# Work order
For the listing below, how many lines contain the word "número"? Answer with only that figure.
+++ Given entries +++
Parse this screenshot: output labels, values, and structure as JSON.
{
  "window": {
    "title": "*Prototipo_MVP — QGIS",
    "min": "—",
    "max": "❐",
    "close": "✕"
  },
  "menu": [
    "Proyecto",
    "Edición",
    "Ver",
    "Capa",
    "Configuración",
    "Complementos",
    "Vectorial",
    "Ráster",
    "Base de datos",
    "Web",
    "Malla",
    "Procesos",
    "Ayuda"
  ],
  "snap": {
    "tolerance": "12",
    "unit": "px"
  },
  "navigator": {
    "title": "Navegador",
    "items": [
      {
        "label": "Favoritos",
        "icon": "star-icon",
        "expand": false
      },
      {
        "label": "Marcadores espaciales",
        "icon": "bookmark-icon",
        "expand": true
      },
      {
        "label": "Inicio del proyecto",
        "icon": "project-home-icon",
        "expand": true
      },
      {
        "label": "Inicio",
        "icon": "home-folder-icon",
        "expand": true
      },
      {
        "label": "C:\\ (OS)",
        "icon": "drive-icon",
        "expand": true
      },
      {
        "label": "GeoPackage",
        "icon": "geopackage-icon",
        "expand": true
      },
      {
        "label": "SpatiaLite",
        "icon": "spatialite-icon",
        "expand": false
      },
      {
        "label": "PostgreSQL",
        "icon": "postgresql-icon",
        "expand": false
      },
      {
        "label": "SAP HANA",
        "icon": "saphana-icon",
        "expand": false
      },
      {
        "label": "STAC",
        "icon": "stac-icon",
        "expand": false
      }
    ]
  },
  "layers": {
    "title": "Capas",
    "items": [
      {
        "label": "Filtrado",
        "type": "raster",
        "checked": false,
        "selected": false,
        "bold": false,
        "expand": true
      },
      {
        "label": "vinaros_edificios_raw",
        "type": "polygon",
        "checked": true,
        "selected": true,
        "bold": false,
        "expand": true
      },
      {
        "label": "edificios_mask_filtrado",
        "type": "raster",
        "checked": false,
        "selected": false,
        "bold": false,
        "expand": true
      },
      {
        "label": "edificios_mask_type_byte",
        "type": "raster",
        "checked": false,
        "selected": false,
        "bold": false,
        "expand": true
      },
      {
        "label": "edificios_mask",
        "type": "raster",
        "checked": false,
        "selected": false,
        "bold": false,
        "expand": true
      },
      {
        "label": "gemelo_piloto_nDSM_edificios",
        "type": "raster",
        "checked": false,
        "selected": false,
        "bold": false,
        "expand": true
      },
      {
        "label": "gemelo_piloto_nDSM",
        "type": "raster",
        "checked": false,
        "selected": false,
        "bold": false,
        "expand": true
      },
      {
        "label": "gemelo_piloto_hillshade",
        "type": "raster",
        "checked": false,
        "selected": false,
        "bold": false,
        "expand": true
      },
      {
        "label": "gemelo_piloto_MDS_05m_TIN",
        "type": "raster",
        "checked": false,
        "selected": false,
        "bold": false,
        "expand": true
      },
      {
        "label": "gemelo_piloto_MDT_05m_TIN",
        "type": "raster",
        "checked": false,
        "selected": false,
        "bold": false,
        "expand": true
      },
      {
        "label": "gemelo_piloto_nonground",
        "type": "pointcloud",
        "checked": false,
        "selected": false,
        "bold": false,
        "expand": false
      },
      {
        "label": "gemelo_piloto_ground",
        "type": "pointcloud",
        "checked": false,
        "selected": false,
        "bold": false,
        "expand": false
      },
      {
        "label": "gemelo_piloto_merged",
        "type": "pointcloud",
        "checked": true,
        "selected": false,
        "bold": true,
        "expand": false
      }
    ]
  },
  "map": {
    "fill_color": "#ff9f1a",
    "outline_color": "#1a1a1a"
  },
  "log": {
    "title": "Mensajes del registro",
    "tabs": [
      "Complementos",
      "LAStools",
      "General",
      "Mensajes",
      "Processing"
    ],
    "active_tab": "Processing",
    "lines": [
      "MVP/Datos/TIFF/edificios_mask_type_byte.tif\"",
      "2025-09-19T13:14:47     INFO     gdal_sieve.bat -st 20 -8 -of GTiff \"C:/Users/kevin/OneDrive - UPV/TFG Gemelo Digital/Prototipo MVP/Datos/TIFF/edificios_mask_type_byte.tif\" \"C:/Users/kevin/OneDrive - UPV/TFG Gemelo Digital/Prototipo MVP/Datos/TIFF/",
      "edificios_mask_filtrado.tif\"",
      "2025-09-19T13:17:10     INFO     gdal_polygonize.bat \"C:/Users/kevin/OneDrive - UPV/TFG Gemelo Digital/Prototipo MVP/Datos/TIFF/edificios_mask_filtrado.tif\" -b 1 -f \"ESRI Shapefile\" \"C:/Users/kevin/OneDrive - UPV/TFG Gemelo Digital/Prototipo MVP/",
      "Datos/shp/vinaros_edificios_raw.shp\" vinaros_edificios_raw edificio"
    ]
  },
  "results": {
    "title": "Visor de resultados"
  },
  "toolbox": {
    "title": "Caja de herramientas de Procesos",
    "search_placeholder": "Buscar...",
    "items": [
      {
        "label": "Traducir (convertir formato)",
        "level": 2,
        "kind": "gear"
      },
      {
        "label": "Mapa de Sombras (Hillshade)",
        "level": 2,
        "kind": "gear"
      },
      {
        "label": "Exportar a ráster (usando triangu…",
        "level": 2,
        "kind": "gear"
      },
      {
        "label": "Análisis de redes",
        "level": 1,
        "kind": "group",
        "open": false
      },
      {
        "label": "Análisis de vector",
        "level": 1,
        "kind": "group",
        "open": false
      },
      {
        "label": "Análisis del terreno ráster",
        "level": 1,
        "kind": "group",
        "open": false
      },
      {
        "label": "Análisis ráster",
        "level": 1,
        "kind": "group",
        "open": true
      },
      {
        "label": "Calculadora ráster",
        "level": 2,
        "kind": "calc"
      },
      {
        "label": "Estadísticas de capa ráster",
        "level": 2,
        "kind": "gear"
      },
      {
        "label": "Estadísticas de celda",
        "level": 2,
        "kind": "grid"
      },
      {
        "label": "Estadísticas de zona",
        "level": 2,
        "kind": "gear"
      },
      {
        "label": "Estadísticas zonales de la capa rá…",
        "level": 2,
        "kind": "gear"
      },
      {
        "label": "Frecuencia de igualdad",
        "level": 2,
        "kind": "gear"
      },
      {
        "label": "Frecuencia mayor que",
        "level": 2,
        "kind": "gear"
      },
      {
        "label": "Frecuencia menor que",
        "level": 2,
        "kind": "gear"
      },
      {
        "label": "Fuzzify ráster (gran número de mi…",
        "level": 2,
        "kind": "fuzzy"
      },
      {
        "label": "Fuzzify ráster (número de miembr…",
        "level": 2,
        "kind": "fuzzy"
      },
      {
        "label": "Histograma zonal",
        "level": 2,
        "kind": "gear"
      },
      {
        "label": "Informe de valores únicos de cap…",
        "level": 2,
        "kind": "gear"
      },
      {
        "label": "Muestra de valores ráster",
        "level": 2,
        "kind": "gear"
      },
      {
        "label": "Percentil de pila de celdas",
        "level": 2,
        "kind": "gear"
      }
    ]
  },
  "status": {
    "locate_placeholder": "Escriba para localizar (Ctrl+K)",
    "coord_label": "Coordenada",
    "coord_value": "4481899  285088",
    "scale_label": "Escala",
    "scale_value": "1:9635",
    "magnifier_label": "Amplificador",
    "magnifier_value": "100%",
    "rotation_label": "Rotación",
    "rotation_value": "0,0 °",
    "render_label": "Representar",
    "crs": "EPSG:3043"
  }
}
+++
# Written solution
2